Directions | Start to finish, retype the entries exactly while omitting the pictures.

Given records |
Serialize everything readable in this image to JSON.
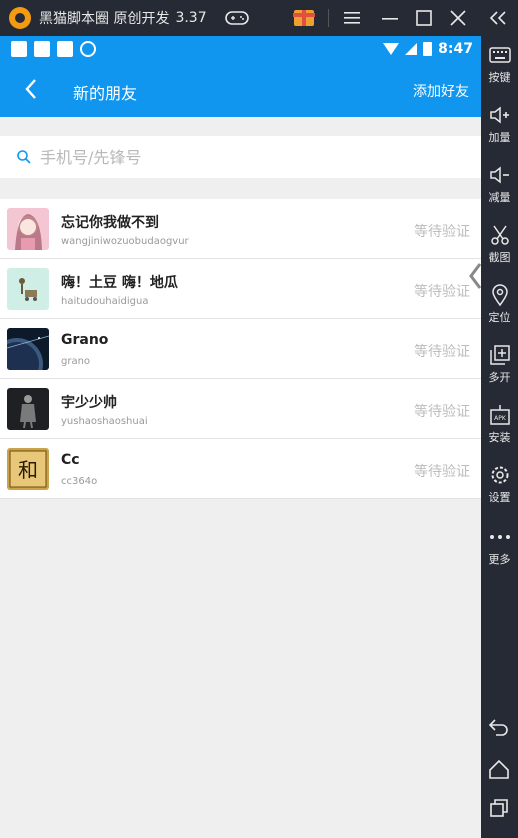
{
  "titlebar": {
    "app_title": "黑猫脚本圈 原创开发",
    "version": "3.37"
  },
  "statusbar": {
    "time": "8:47"
  },
  "appbar": {
    "title": "新的朋友",
    "action_label": "添加好友"
  },
  "search": {
    "placeholder": "手机号/先锋号",
    "value": ""
  },
  "friends": [
    {
      "name": "忘记你我做不到",
      "id": "wangjiniwozuobudaogvur",
      "status": "等待验证",
      "avatar": "avatar-girl"
    },
    {
      "name": "嗨！土豆 嗨！地瓜",
      "id": "haitudouhaidigua",
      "status": "等待验证",
      "avatar": "avatar-cart"
    },
    {
      "name": "Grano",
      "id": "grano",
      "status": "等待验证",
      "avatar": "avatar-planet"
    },
    {
      "name": "宇少少帅",
      "id": "yushaoshaoshuai",
      "status": "等待验证",
      "avatar": "avatar-knight"
    },
    {
      "name": "Cc",
      "id": "cc364o",
      "status": "等待验证",
      "avatar": "avatar-seal"
    }
  ],
  "toolbar": [
    {
      "label": "按键",
      "icon": "keyboard-icon"
    },
    {
      "label": "加量",
      "icon": "volume-up-icon"
    },
    {
      "label": "减量",
      "icon": "volume-down-icon"
    },
    {
      "label": "截图",
      "icon": "scissors-icon"
    },
    {
      "label": "定位",
      "icon": "location-icon"
    },
    {
      "label": "多开",
      "icon": "multi-open-icon"
    },
    {
      "label": "安装",
      "icon": "apk-install-icon"
    },
    {
      "label": "设置",
      "icon": "gear-icon"
    },
    {
      "label": "更多",
      "icon": "more-icon"
    }
  ],
  "colors": {
    "primary": "#1196f0",
    "emulator_bg": "#262a35",
    "page_bg": "#efefef",
    "status_text": "#bdbdbd"
  }
}
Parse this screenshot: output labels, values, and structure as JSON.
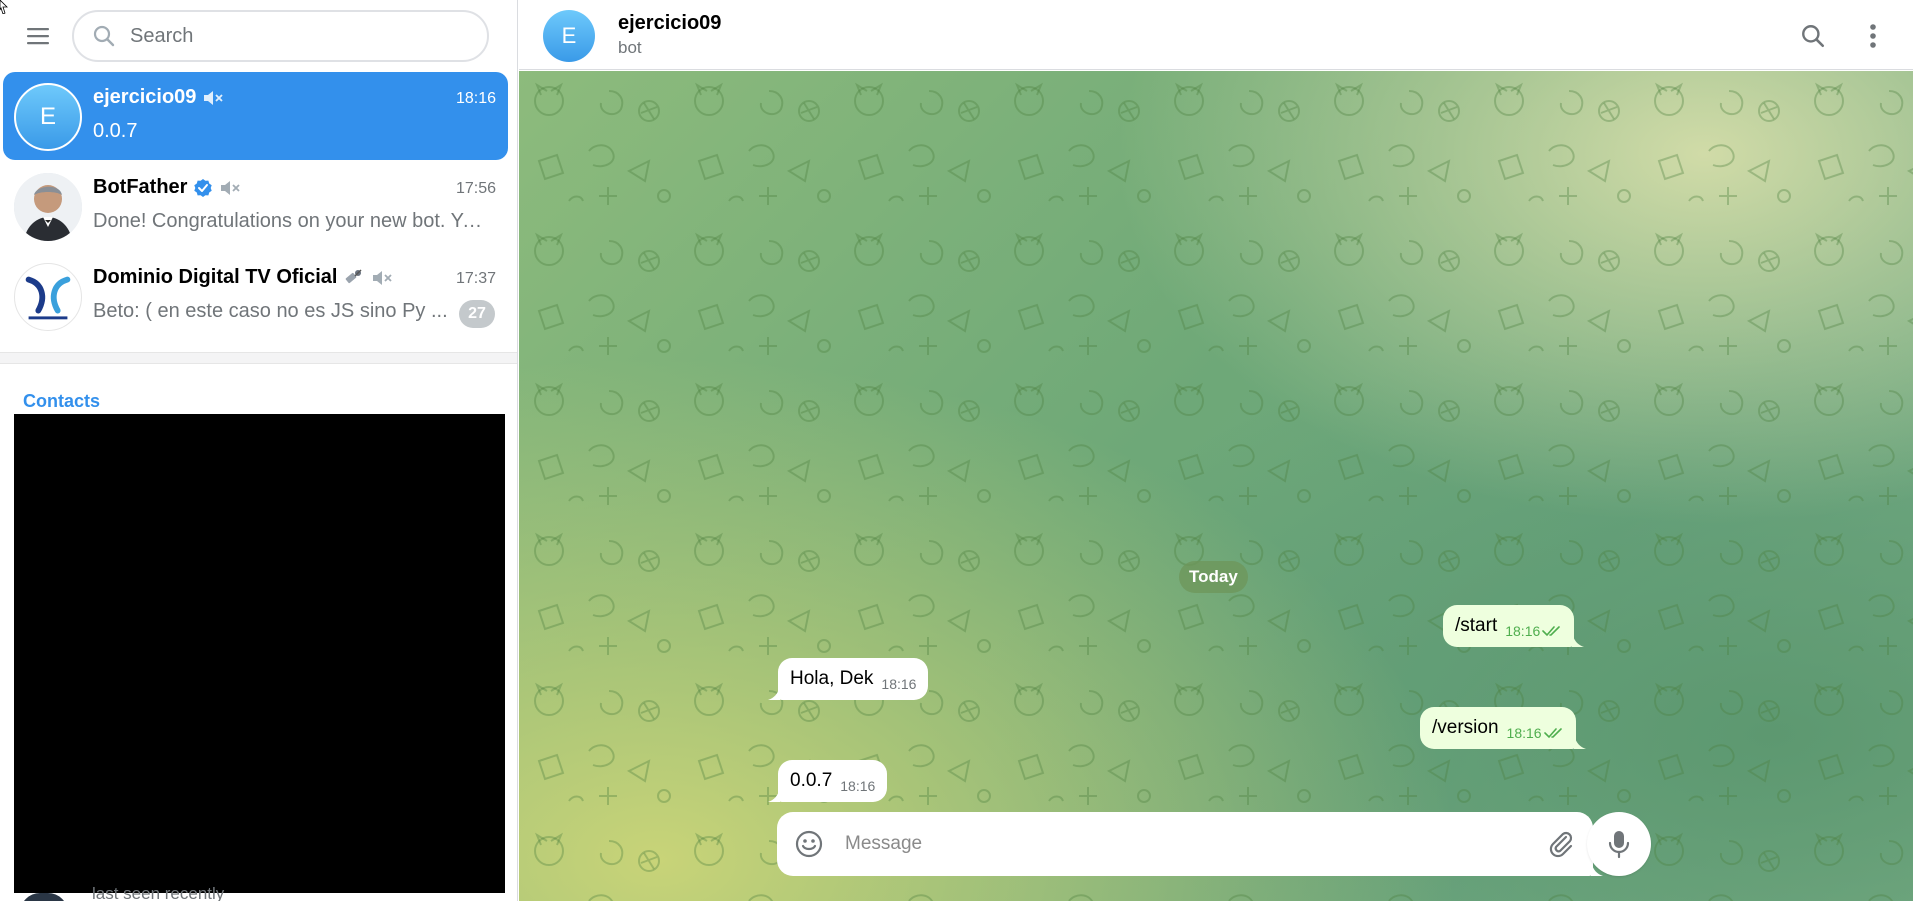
{
  "sidebar": {
    "search_placeholder": "Search",
    "chats": [
      {
        "title": "ejercicio09",
        "avatar_letter": "E",
        "time": "18:16",
        "preview": "0.0.7",
        "muted": true,
        "active": true
      },
      {
        "title": "BotFather",
        "time": "17:56",
        "preview": "Done! Congratulations on your new bot. You will find it at t.me/...",
        "verified": true,
        "muted": true
      },
      {
        "title": "Dominio Digital TV Oficial",
        "time": "17:37",
        "preview": "Beto: ( en este caso no es JS sino Py ...",
        "badge": "27",
        "muted": true
      }
    ],
    "contacts_label": "Contacts",
    "contact_status": "last seen recently"
  },
  "chat": {
    "header": {
      "title": "ejercicio09",
      "subtitle": "bot",
      "avatar_letter": "E"
    },
    "date_label": "Today",
    "messages": [
      {
        "direction": "out",
        "text": "/start",
        "time": "18:16"
      },
      {
        "direction": "in",
        "text": "Hola, Dek",
        "time": "18:16"
      },
      {
        "direction": "out",
        "text": "/version",
        "time": "18:16"
      },
      {
        "direction": "in",
        "text": "0.0.7",
        "time": "18:16"
      }
    ],
    "composer_placeholder": "Message"
  },
  "colors": {
    "accent": "#3390ec",
    "outgoing_bubble": "#eeffde",
    "read_check": "#4fae4e"
  }
}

Answer to this problem |
Serialize everything readable in this image to JSON.
{
  "titlebar": {
    "app_title": "黑猫脚本圈 原创开发",
    "version": "3.37"
  },
  "statusbar": {
    "time": "8:47"
  },
  "appbar": {
    "title": "新的朋友",
    "action_label": "添加好友"
  },
  "search": {
    "placeholder": "手机号/先锋号",
    "value": ""
  },
  "friends": [
    {
      "name": "忘记你我做不到",
      "id": "wangjiniwozuobudaogvur",
      "status": "等待验证",
      "avatar": "avatar-girl"
    },
    {
      "name": "嗨！土豆 嗨！地瓜",
      "id": "haitudouhaidigua",
      "status": "等待验证",
      "avatar": "avatar-cart"
    },
    {
      "name": "Grano",
      "id": "grano",
      "status": "等待验证",
      "avatar": "avatar-planet"
    },
    {
      "name": "宇少少帅",
      "id": "yushaoshaoshuai",
      "status": "等待验证",
      "avatar": "avatar-knight"
    },
    {
      "name": "Cc",
      "id": "cc364o",
      "status": "等待验证",
      "avatar": "avatar-seal"
    }
  ],
  "toolbar": [
    {
      "label": "按键",
      "icon": "keyboard-icon"
    },
    {
      "label": "加量",
      "icon": "volume-up-icon"
    },
    {
      "label": "减量",
      "icon": "volume-down-icon"
    },
    {
      "label": "截图",
      "icon": "scissors-icon"
    },
    {
      "label": "定位",
      "icon": "location-icon"
    },
    {
      "label": "多开",
      "icon": "multi-open-icon"
    },
    {
      "label": "安装",
      "icon": "apk-install-icon"
    },
    {
      "label": "设置",
      "icon": "gear-icon"
    },
    {
      "label": "更多",
      "icon": "more-icon"
    }
  ],
  "colors": {
    "primary": "#1196f0",
    "emulator_bg": "#262a35",
    "page_bg": "#efefef",
    "status_text": "#bdbdbd"
  }
}
Parse this screenshot: output labels, values, and structure as JSON.
{
  "sidebar": {
    "search_placeholder": "Search",
    "chats": [
      {
        "title": "ejercicio09",
        "avatar_letter": "E",
        "time": "18:16",
        "preview": "0.0.7",
        "muted": true,
        "active": true
      },
      {
        "title": "BotFather",
        "time": "17:56",
        "preview": "Done! Congratulations on your new bot. You will find it at t.me/...",
        "verified": true,
        "muted": true
      },
      {
        "title": "Dominio Digital TV Oficial",
        "time": "17:37",
        "preview": "Beto: ( en este caso no es JS sino Py ...",
        "badge": "27",
        "muted": true
      }
    ],
    "contacts_label": "Contacts",
    "contact_status": "last seen recently"
  },
  "chat": {
    "header": {
      "title": "ejercicio09",
      "subtitle": "bot",
      "avatar_letter": "E"
    },
    "date_label": "Today",
    "messages": [
      {
        "direction": "out",
        "text": "/start",
        "time": "18:16"
      },
      {
        "direction": "in",
        "text": "Hola, Dek",
        "time": "18:16"
      },
      {
        "direction": "out",
        "text": "/version",
        "time": "18:16"
      },
      {
        "direction": "in",
        "text": "0.0.7",
        "time": "18:16"
      }
    ],
    "composer_placeholder": "Message"
  },
  "colors": {
    "accent": "#3390ec",
    "outgoing_bubble": "#eeffde",
    "read_check": "#4fae4e"
  }
}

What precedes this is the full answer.